• YOUR INSTRUCTIONS:
Go through the entries below. Copy out every line that contains "value".

• RECORDED DATA:
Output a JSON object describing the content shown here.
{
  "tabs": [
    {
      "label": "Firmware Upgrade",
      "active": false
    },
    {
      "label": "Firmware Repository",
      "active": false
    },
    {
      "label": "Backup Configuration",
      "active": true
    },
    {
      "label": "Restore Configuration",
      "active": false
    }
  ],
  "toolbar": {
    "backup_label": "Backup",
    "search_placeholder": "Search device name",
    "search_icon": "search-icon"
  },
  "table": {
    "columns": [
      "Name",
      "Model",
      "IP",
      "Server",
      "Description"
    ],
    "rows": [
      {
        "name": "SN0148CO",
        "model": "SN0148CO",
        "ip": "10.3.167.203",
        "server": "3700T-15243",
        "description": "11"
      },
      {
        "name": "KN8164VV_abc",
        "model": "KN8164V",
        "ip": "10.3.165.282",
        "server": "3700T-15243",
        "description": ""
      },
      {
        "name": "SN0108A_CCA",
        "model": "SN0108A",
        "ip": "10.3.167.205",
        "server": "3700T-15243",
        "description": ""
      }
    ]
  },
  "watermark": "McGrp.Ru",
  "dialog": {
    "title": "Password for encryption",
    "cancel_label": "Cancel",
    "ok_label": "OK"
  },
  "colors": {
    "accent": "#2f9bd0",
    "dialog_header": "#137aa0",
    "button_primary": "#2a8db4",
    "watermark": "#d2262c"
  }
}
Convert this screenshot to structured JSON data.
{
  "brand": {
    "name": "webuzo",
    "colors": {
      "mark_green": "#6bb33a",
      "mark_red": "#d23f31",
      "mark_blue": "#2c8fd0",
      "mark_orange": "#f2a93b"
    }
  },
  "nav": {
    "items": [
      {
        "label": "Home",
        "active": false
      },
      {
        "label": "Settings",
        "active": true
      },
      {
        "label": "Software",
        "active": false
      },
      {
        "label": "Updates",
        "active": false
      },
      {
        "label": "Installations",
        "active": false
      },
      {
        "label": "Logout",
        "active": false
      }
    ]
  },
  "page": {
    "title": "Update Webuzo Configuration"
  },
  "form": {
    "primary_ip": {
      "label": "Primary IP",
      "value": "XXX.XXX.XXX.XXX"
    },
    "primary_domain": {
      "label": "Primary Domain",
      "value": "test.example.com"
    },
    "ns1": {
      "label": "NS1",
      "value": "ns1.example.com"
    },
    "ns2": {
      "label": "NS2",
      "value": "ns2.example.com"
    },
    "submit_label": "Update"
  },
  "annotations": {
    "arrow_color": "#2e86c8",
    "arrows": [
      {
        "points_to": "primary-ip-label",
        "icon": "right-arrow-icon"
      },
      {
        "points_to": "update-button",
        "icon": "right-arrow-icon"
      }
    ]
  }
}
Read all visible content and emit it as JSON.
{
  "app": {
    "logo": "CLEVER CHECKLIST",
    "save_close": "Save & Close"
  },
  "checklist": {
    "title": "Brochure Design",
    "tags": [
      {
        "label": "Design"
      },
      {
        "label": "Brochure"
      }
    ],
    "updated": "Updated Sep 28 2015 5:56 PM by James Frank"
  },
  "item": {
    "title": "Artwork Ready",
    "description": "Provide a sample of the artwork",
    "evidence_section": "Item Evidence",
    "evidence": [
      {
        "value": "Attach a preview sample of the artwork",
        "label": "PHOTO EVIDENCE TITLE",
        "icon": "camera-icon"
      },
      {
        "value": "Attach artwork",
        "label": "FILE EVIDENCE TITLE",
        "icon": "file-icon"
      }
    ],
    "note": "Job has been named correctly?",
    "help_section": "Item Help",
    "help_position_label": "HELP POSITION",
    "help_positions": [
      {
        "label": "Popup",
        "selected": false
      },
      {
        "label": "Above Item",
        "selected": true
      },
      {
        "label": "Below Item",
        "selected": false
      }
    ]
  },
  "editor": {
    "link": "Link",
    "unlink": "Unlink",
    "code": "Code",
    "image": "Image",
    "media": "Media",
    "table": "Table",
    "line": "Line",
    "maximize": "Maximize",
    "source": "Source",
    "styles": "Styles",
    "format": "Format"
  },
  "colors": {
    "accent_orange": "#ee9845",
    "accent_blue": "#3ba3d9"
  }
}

• EXPECTED OUTPUT:
      "value": "XXX.XXX.XXX.XXX"
      "value": "test.example.com"
      "value": "ns1.example.com"
      "value": "ns2.example.com"
        "value": "Attach a preview sample of the artwork",
        "value": "Attach artwork",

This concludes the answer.